= What you are asked to do =
Return the listing exactly as it appears, but strip out the images.

= Source data =
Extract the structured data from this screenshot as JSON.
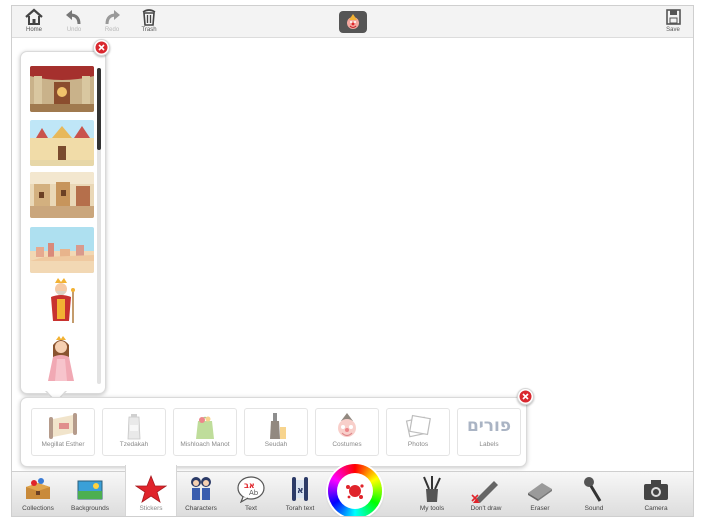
{
  "topbar": {
    "home_label": "Home",
    "undo_label": "Undo",
    "redo_label": "Redo",
    "trash_label": "Trash",
    "save_label": "Save"
  },
  "sticker_panel": {
    "items": [
      "palace-scene",
      "palace-exterior-scene",
      "town-street-scene",
      "city-skyline-scene",
      "king-character",
      "queen-character"
    ]
  },
  "categories": [
    {
      "label": "Megillat Esther",
      "icon": "scroll-icon"
    },
    {
      "label": "Tzedakah",
      "icon": "tzedakah-box-icon"
    },
    {
      "label": "Mishloach Manot",
      "icon": "gift-bag-icon"
    },
    {
      "label": "Seudah",
      "icon": "wine-bottle-icon"
    },
    {
      "label": "Costumes",
      "icon": "clown-mask-icon"
    },
    {
      "label": "Photos",
      "icon": "photos-icon"
    },
    {
      "label": "Labels",
      "icon": "hebrew-label-icon",
      "text": "פורים"
    }
  ],
  "bottombar": {
    "collections": "Collections",
    "backgrounds": "Backgrounds",
    "stickers": "Stickers",
    "characters": "Characters",
    "text": "Text",
    "torah_text": "Torah text",
    "my_tools": "My tools",
    "dont_draw": "Don't draw",
    "eraser": "Eraser",
    "sound": "Sound",
    "camera": "Camera"
  },
  "colors": {
    "accent_red": "#e0242b",
    "close_red": "#d9282f",
    "toolbar_bg": "#f3f3f3"
  }
}
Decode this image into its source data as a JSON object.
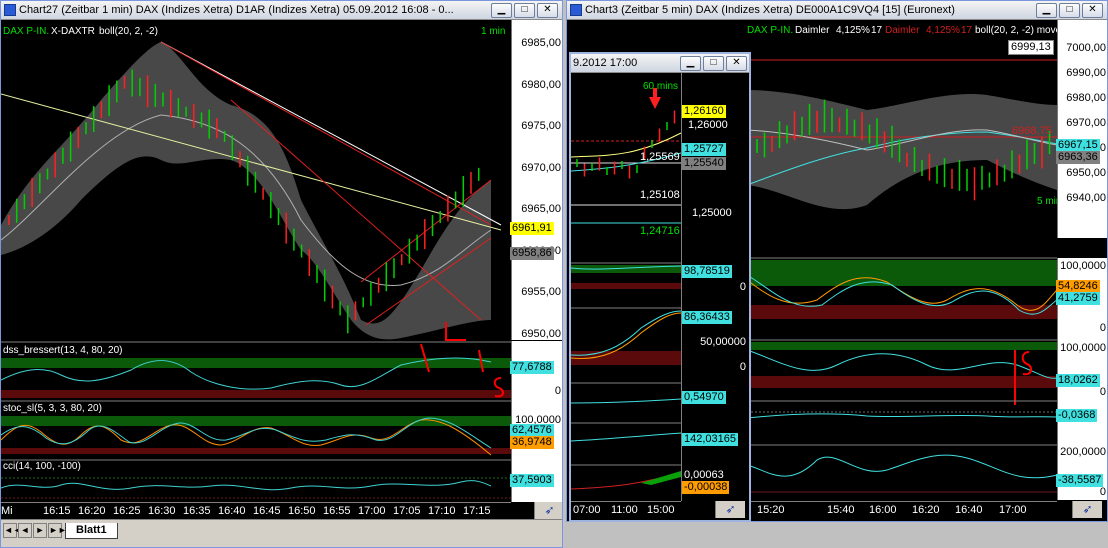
{
  "colors": {
    "up": "#00d000",
    "down": "#ff2020",
    "band": "#5a5a5a",
    "axis_bg": "#ffffff",
    "accent_blue": "#2a5bd7"
  },
  "chart27": {
    "title": "Chart27 (Zeitbar 1 min)   DAX (Indizes Xetra) D1AR (Indizes Xetra) 05.09.2012 16:08 - 0...",
    "legend": {
      "a": "DAX P-IN.",
      "b": "X-DAXTR",
      "c": "boll(20, 2, -2)"
    },
    "interval": "1 min",
    "price_ticks": [
      "6985,00",
      "6980,00",
      "6975,00",
      "6970,00",
      "6965,00",
      "6960,00",
      "6955,00",
      "6950,00"
    ],
    "last_price": "6961,91",
    "band_value": "6958,86",
    "dss": {
      "label": "dss_bressert(13, 4, 80, 20)",
      "value": "77,6788",
      "zero": "0"
    },
    "stoc": {
      "label": "stoc_sl(5, 3, 3, 80, 20)",
      "top": "100,0000",
      "v1": "62,4576",
      "v2": "36,9748",
      "zero": "0"
    },
    "cci": {
      "label": "cci(14, 100, -100)",
      "value": "37,5903"
    },
    "time_labels": [
      "Mi",
      "16:15",
      "16:20",
      "16:25",
      "16:30",
      "16:35",
      "16:40",
      "16:45",
      "16:50",
      "16:55",
      "17:00",
      "17:05",
      "17:10",
      "17:15"
    ],
    "sheet_tab": "Blatt1",
    "nav": [
      "◄◄",
      "◄",
      "►",
      "►►"
    ]
  },
  "chart3": {
    "title": "Chart3 (Zeitbar 5 min)   DAX (Indizes Xetra) DE000A1C9VQ4 [15] (Euronext)",
    "legend": {
      "a": "DAX P-IN.",
      "b": "Daimler",
      "c": "4,125%",
      "d": "17",
      "e": "Daimler",
      "f": "4,125%",
      "g": "17",
      "h": "boll(20, 2, -2) move(9, 0) movs(60, 0)"
    },
    "interval": "5 mins",
    "price_ticks": [
      "7000,00",
      "6990,00",
      "6980,00",
      "6970,00",
      "6960,00",
      "6950,00",
      "6940,00"
    ],
    "tag_top": "6999,13",
    "tag_red": "6968,75",
    "tag_cyan": "6967,15",
    "tag_gray": "6963,36",
    "osc1": {
      "top": "100,0000",
      "v1": "54,8246",
      "v2": "41,2759",
      "zero": "0"
    },
    "osc2": {
      "top": "100,0000",
      "value": "18,0262",
      "zero": "0"
    },
    "osc3": {
      "value": "-0,0368"
    },
    "osc4": {
      "top": "200,0000",
      "value": "-38,5587",
      "zero": "0"
    },
    "time_labels": [
      "15:20",
      "15:40",
      "16:00",
      "16:20",
      "16:40",
      "17:00"
    ]
  },
  "floating": {
    "title": "9.2012 17:00",
    "interval": "60 mins",
    "tags": {
      "t1": "1,26160",
      "t2": "1,26000",
      "t3": "1,25727",
      "t4": "1,25569",
      "t5": "1,25540",
      "t6": "1,25108",
      "t7": "1,25000",
      "t8": "1,24716"
    },
    "osc1": {
      "value": "98,78519",
      "zero": "0"
    },
    "osc2": {
      "value": "86,36433",
      "mid": "50,00000",
      "zero": "0"
    },
    "osc3": {
      "value": "0,54970"
    },
    "osc4": {
      "value": "142,03165"
    },
    "osc5": {
      "top": "0,00063",
      "value": "-0,00038"
    },
    "time_labels": [
      "07:00",
      "11:00",
      "15:00"
    ]
  }
}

= Answer box =
Extract the structured data from this screenshot as JSON.
{
  "topbar": {
    "home_label": "Home",
    "undo_label": "Undo",
    "redo_label": "Redo",
    "trash_label": "Trash",
    "save_label": "Save"
  },
  "sticker_panel": {
    "items": [
      "palace-scene",
      "palace-exterior-scene",
      "town-street-scene",
      "city-skyline-scene",
      "king-character",
      "queen-character"
    ]
  },
  "categories": [
    {
      "label": "Megillat Esther",
      "icon": "scroll-icon"
    },
    {
      "label": "Tzedakah",
      "icon": "tzedakah-box-icon"
    },
    {
      "label": "Mishloach Manot",
      "icon": "gift-bag-icon"
    },
    {
      "label": "Seudah",
      "icon": "wine-bottle-icon"
    },
    {
      "label": "Costumes",
      "icon": "clown-mask-icon"
    },
    {
      "label": "Photos",
      "icon": "photos-icon"
    },
    {
      "label": "Labels",
      "icon": "hebrew-label-icon",
      "text": "פורים"
    }
  ],
  "bottombar": {
    "collections": "Collections",
    "backgrounds": "Backgrounds",
    "stickers": "Stickers",
    "characters": "Characters",
    "text": "Text",
    "torah_text": "Torah text",
    "my_tools": "My tools",
    "dont_draw": "Don't draw",
    "eraser": "Eraser",
    "sound": "Sound",
    "camera": "Camera"
  },
  "colors": {
    "accent_red": "#e0242b",
    "close_red": "#d9282f",
    "toolbar_bg": "#f3f3f3"
  }
}
Decode this image into its source data as a JSON object.
{
  "colors": {
    "up": "#00d000",
    "down": "#ff2020",
    "band": "#5a5a5a",
    "axis_bg": "#ffffff",
    "accent_blue": "#2a5bd7"
  },
  "chart27": {
    "title": "Chart27 (Zeitbar 1 min)   DAX (Indizes Xetra) D1AR (Indizes Xetra) 05.09.2012 16:08 - 0...",
    "legend": {
      "a": "DAX P-IN.",
      "b": "X-DAXTR",
      "c": "boll(20, 2, -2)"
    },
    "interval": "1 min",
    "price_ticks": [
      "6985,00",
      "6980,00",
      "6975,00",
      "6970,00",
      "6965,00",
      "6960,00",
      "6955,00",
      "6950,00"
    ],
    "last_price": "6961,91",
    "band_value": "6958,86",
    "dss": {
      "label": "dss_bressert(13, 4, 80, 20)",
      "value": "77,6788",
      "zero": "0"
    },
    "stoc": {
      "label": "stoc_sl(5, 3, 3, 80, 20)",
      "top": "100,0000",
      "v1": "62,4576",
      "v2": "36,9748",
      "zero": "0"
    },
    "cci": {
      "label": "cci(14, 100, -100)",
      "value": "37,5903"
    },
    "time_labels": [
      "Mi",
      "16:15",
      "16:20",
      "16:25",
      "16:30",
      "16:35",
      "16:40",
      "16:45",
      "16:50",
      "16:55",
      "17:00",
      "17:05",
      "17:10",
      "17:15"
    ],
    "sheet_tab": "Blatt1",
    "nav": [
      "◄◄",
      "◄",
      "►",
      "►►"
    ]
  },
  "chart3": {
    "title": "Chart3 (Zeitbar 5 min)   DAX (Indizes Xetra) DE000A1C9VQ4 [15] (Euronext)",
    "legend": {
      "a": "DAX P-IN.",
      "b": "Daimler",
      "c": "4,125%",
      "d": "17",
      "e": "Daimler",
      "f": "4,125%",
      "g": "17",
      "h": "boll(20, 2, -2) move(9, 0) movs(60, 0)"
    },
    "interval": "5 mins",
    "price_ticks": [
      "7000,00",
      "6990,00",
      "6980,00",
      "6970,00",
      "6960,00",
      "6950,00",
      "6940,00"
    ],
    "tag_top": "6999,13",
    "tag_red": "6968,75",
    "tag_cyan": "6967,15",
    "tag_gray": "6963,36",
    "osc1": {
      "top": "100,0000",
      "v1": "54,8246",
      "v2": "41,2759",
      "zero": "0"
    },
    "osc2": {
      "top": "100,0000",
      "value": "18,0262",
      "zero": "0"
    },
    "osc3": {
      "value": "-0,0368"
    },
    "osc4": {
      "top": "200,0000",
      "value": "-38,5587",
      "zero": "0"
    },
    "time_labels": [
      "15:20",
      "15:40",
      "16:00",
      "16:20",
      "16:40",
      "17:00"
    ]
  },
  "floating": {
    "title": "9.2012 17:00",
    "interval": "60 mins",
    "tags": {
      "t1": "1,26160",
      "t2": "1,26000",
      "t3": "1,25727",
      "t4": "1,25569",
      "t5": "1,25540",
      "t6": "1,25108",
      "t7": "1,25000",
      "t8": "1,24716"
    },
    "osc1": {
      "value": "98,78519",
      "zero": "0"
    },
    "osc2": {
      "value": "86,36433",
      "mid": "50,00000",
      "zero": "0"
    },
    "osc3": {
      "value": "0,54970"
    },
    "osc4": {
      "value": "142,03165"
    },
    "osc5": {
      "top": "0,00063",
      "value": "-0,00038"
    },
    "time_labels": [
      "07:00",
      "11:00",
      "15:00"
    ]
  }
}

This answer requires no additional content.